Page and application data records
#####
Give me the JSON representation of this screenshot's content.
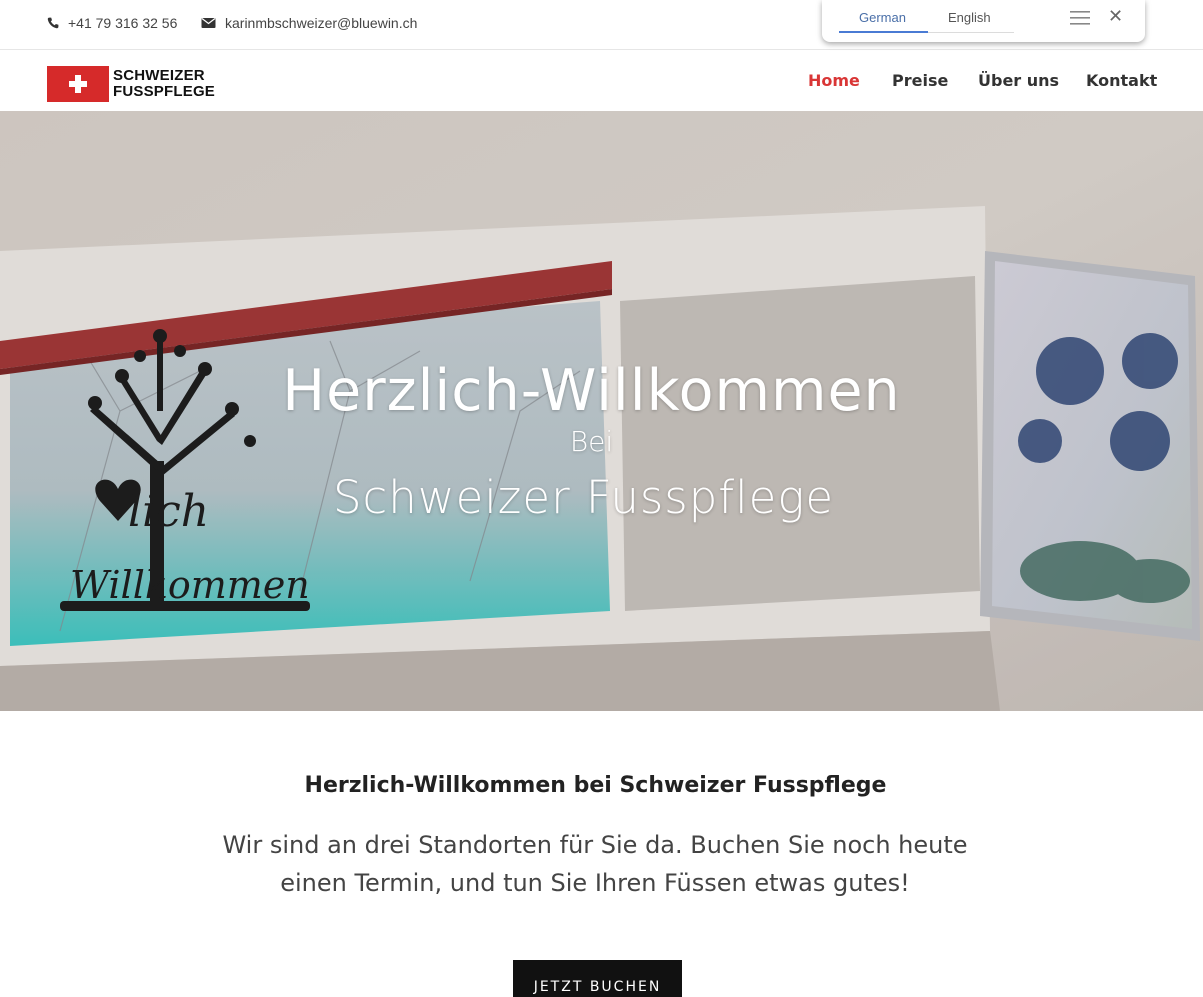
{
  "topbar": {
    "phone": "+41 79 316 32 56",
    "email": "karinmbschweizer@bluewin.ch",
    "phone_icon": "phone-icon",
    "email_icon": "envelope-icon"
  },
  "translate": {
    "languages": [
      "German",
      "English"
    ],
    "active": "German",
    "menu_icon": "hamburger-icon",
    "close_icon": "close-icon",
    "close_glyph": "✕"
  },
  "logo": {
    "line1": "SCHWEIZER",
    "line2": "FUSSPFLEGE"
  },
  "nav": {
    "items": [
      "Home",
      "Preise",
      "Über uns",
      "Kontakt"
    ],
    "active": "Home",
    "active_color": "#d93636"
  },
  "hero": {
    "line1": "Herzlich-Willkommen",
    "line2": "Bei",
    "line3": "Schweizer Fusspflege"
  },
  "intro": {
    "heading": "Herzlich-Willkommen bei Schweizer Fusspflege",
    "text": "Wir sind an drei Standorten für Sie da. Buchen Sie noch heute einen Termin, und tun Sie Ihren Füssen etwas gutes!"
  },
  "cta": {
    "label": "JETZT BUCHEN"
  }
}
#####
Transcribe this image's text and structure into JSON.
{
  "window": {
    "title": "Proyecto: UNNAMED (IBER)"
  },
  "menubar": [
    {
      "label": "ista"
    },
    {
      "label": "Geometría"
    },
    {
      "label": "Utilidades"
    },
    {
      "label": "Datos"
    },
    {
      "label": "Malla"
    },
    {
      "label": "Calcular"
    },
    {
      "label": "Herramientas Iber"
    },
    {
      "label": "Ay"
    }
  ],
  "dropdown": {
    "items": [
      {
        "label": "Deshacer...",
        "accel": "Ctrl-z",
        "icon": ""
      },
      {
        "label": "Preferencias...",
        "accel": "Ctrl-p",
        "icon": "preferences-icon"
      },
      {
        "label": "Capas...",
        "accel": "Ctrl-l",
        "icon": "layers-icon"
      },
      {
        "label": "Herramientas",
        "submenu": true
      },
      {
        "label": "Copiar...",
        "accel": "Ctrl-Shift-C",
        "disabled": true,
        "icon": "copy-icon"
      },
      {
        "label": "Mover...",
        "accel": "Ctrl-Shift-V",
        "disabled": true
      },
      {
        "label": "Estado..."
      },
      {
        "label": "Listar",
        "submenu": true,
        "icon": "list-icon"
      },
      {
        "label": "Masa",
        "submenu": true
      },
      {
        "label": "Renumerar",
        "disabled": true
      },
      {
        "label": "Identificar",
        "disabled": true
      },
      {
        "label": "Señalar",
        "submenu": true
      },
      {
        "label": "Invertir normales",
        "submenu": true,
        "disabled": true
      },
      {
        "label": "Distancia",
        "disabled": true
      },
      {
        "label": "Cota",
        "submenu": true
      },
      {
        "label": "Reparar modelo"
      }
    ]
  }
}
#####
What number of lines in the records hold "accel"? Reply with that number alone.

5